Interface design principles represent high-level concepts and beliefs that should be used to guide
software design. You should determine which principles are most important and most applicable for
your systems and then use these principles to establish guidelines and determine design decisions.
Key Idea! The trick to using interface design principles is knowing which ones
are more important when making design tradeoffs. For certain products and
specific design situations, these design principles may be in conflict with each
other or at odds with product design goals and objectives. Principles are not
meant to be follow blindly, rather they are meant as guiding lights for sensible
interface design.
The three areas of user interface design principles are:
1.

Place users in control of the interface

2.

Reduce users memory load

3.

Make the user interface consistent.

Where to Find Interface Design Principles

User interface design principles are not just relevant to todays graphical user interfaces. In fact, they
have been around for quite some time. Hansen (1971) proposed the first (and perhaps the shortest) list
of design principles in his paper, User Engineering Principles for Interactive Systems. Hansens
principles were:
1.

Know the user

2. Minimize memorization
3. Optimize operations
4. Engineer for errors.
A more recent and encompassing list of design principles can be found in The Human Factor by
Rubenstein and Hersch (1984). This classic book on human-computer interaction presents 93 design
principles, ranging from 1. Designers make myths; users make conceptual models. to 93. Videotape
real users. Ive listed some key books in the reference section at the end of this chapter. These books
fall into two categories: books on interface design and software design guides. Some good interface
design books (in addition to Rubenstein and Hersch) are Heckel (1984), Mayhew (1992), and
Shneiderman (1992).
The major software operating system vendors have all either published or republished their design
guidelines and reference materials in the past few years as they introduce new operating systems. These
guidelines exemplify and encapsulate their interface design approaches. It is critical to keep up to date
with these guides for your design and development environment. These software design guides include
Apple Computer, Inc. (Apple, 1992), IBM Corp. (IBM, 1992), Microsoft Corp. (Microsoft, 1995),
and UNIX OSF/Motif (Open Software Foundation, 1992). All of these design guides address, at a
minimum, the importance of user interface design principles.

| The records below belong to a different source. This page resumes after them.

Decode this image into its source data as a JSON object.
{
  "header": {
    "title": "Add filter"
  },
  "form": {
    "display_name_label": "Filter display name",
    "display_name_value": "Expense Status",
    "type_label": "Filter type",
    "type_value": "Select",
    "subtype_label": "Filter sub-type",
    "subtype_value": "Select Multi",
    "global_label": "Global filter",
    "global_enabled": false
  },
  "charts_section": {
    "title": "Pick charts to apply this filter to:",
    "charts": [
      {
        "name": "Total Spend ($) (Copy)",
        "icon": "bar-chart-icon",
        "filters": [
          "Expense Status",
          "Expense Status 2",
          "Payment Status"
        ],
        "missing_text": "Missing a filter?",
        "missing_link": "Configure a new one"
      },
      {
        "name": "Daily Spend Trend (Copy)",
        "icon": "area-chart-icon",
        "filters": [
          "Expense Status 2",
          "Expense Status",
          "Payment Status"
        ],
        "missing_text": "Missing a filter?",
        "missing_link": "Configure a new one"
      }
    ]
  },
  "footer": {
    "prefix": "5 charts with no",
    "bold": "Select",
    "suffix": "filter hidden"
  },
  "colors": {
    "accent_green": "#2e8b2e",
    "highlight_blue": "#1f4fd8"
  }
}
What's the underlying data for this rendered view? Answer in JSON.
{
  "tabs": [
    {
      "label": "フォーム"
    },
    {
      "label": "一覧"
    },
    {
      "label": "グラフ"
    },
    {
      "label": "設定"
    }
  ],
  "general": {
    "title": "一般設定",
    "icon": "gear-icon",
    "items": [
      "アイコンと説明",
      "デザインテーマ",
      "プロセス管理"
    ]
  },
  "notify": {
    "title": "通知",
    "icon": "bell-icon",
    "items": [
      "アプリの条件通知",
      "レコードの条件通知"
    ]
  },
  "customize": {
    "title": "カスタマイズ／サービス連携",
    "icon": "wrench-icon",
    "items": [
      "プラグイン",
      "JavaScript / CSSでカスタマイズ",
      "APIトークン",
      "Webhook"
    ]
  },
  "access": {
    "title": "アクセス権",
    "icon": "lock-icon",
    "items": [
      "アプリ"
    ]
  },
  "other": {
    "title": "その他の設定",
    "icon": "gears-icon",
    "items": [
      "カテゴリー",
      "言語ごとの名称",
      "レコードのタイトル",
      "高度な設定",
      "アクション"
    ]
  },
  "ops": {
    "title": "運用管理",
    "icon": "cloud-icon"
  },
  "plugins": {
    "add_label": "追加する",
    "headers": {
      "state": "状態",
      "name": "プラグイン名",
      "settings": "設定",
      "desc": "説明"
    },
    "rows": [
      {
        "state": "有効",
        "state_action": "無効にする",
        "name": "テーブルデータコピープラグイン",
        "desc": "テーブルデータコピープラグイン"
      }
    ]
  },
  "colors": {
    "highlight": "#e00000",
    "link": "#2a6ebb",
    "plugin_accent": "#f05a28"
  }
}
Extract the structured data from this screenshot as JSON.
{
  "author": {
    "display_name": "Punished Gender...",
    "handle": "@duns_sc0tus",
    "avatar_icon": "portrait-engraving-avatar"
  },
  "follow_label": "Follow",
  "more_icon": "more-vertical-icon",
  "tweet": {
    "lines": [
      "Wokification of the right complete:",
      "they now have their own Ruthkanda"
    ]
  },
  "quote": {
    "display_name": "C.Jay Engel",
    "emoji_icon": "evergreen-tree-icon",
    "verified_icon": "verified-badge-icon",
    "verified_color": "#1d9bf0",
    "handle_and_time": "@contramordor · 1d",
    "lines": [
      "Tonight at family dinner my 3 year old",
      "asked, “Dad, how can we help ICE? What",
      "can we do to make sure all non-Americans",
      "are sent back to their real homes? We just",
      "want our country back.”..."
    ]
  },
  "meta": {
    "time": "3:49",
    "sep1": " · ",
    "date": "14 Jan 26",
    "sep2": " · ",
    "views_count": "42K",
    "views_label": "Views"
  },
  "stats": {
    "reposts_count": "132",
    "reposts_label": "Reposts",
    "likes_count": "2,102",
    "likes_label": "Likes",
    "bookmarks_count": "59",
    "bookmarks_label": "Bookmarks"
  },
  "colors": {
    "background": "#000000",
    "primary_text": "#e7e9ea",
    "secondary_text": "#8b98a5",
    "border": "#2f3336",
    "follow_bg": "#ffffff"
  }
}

The Elements of User Interface Design John Wiley & Sons, 1997

Theo Mandel, Ph.D.

5-2